Adaora*, 22 years old, is one of the survivors of a rescue mission on 28 May, and the only woman to have survived from her group. Adaora left Nigeria in early April hoping for a better future in Europe. There were 50 migrants on the pick-up truck when it left Agadez for Libya, but only six are still alive today.

“We were in the desert for ten days. After five days, the driver abandoned us. He left with all of our belongings, saying he was going to pick us up in a couple of hours, but he never did,” Adaora recalls.

Adaora had left Nigeria with two close female friends, who both died in the desert. “They were too weak to keep going,” she sadly remembers. “We buried a few, but there were just too many to bury and we didn’t have the strength to do it,” Adaora adds.

During the next two days, 44 of the migrants died which persuaded the six left to start walking to look for help. “We had to drink our own pee to survive,” she says.

“I couldn’t walk anymore. I wanted to give up,” she recalls. Two other migrants carried her until a truck driver picked them up and took them to local authorities who then alerted IOM staff in Dirkou in the Agadez Region of north-eastern Niger.

By the time the six survivors reached IOM’s transit centre in Dirkou, Adaora was unconscious. She received medical assistance, and once recovered, she gave a detailed account of her experience to both the authorities and IOM staff. Two of the other migrants from the group went back with IOM staff and the authorities to find the bodies and identify the victims.

After having received medical assistance at IOM’s transit centres in both Dirkou and Agadez, Adaora is currently recovering at IOM’s transit centre for migrants in Niamey, awaiting her imminent voluntary return to Nigeria.

Adaora says she had no idea what the route was going to be like, otherwise she would have never left Nigeria. Going back, she wants to continue her work as a nurse. “I think it’s important we all assist each other when we are in need,” she says.

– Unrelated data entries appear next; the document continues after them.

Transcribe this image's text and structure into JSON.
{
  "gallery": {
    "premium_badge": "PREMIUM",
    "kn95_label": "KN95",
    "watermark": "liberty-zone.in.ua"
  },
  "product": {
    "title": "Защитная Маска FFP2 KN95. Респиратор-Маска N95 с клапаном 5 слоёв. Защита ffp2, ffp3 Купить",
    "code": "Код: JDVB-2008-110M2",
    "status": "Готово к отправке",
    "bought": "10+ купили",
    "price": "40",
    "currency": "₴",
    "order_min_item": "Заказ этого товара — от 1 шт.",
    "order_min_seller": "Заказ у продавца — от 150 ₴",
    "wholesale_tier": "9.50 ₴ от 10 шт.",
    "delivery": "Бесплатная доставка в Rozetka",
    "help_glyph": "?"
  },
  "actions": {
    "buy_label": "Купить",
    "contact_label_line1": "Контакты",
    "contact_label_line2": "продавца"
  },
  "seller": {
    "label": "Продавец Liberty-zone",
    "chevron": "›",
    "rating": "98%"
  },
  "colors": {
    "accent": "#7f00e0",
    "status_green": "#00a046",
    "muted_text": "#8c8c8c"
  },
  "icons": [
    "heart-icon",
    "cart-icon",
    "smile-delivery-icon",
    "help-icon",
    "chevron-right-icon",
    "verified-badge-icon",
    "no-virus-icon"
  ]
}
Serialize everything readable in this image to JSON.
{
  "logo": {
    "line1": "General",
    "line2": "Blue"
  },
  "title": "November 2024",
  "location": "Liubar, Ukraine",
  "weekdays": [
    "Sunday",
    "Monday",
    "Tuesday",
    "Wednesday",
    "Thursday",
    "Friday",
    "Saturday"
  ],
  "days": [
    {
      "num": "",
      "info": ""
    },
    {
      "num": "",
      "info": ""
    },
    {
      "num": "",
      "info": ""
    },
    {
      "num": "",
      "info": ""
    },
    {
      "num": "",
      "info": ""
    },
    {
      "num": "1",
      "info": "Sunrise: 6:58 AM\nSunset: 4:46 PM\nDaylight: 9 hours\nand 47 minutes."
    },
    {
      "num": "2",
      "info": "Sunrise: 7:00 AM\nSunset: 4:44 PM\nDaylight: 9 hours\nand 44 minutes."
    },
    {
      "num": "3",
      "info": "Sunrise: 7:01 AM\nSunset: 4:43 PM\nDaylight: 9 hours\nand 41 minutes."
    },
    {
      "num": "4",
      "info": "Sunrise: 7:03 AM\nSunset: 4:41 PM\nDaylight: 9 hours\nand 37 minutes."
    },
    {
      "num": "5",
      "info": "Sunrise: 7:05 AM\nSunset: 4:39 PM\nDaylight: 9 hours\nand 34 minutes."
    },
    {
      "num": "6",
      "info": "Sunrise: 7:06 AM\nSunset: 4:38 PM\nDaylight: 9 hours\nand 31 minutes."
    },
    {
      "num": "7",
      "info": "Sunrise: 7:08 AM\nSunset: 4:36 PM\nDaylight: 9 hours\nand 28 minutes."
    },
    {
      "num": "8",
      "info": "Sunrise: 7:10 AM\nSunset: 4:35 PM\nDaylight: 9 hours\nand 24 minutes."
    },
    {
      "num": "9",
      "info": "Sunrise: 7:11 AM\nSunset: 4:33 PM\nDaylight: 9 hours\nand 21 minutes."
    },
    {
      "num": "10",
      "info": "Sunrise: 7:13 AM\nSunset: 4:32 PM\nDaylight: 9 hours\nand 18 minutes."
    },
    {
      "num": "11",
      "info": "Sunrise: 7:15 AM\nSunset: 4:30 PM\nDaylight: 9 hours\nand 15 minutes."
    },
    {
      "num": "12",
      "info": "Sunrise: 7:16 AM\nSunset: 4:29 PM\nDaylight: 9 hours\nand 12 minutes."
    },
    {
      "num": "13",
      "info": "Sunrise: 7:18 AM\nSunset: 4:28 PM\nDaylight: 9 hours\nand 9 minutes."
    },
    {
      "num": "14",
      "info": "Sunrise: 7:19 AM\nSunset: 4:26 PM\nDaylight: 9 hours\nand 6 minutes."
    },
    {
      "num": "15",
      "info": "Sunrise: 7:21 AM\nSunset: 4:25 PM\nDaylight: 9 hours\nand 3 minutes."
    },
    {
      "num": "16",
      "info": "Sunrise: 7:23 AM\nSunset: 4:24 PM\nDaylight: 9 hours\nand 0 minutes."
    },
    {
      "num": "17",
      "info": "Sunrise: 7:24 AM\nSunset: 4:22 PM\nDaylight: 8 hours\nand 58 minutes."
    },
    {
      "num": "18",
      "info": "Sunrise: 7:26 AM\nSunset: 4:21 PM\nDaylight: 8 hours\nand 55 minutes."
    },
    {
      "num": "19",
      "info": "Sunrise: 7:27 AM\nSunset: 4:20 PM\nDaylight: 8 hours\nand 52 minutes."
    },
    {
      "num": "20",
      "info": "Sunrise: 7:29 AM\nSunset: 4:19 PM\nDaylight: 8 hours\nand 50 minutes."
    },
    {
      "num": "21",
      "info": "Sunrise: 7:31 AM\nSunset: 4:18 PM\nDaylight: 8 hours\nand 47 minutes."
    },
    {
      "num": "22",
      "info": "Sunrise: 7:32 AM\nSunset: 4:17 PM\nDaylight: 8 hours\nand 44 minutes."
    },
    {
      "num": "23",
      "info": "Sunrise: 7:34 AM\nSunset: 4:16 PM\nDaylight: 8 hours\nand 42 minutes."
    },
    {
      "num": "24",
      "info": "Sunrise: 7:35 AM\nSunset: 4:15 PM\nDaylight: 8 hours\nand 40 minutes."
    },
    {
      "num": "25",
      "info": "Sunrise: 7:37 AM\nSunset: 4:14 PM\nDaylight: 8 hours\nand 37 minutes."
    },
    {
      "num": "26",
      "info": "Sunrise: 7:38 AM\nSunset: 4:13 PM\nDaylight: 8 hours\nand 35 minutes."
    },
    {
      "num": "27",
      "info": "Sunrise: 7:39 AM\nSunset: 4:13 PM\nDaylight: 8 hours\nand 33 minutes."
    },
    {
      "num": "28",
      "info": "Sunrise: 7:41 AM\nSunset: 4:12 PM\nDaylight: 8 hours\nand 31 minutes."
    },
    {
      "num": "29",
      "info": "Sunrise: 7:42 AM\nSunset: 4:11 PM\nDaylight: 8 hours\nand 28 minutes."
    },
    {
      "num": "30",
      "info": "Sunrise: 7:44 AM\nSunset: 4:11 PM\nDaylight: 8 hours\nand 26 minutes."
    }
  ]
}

On 9 June, another 92 migrants were also rescued through an IOM search and rescue operation; among them were 30 women and children.

*Adaora’s name has been changed to protect her identity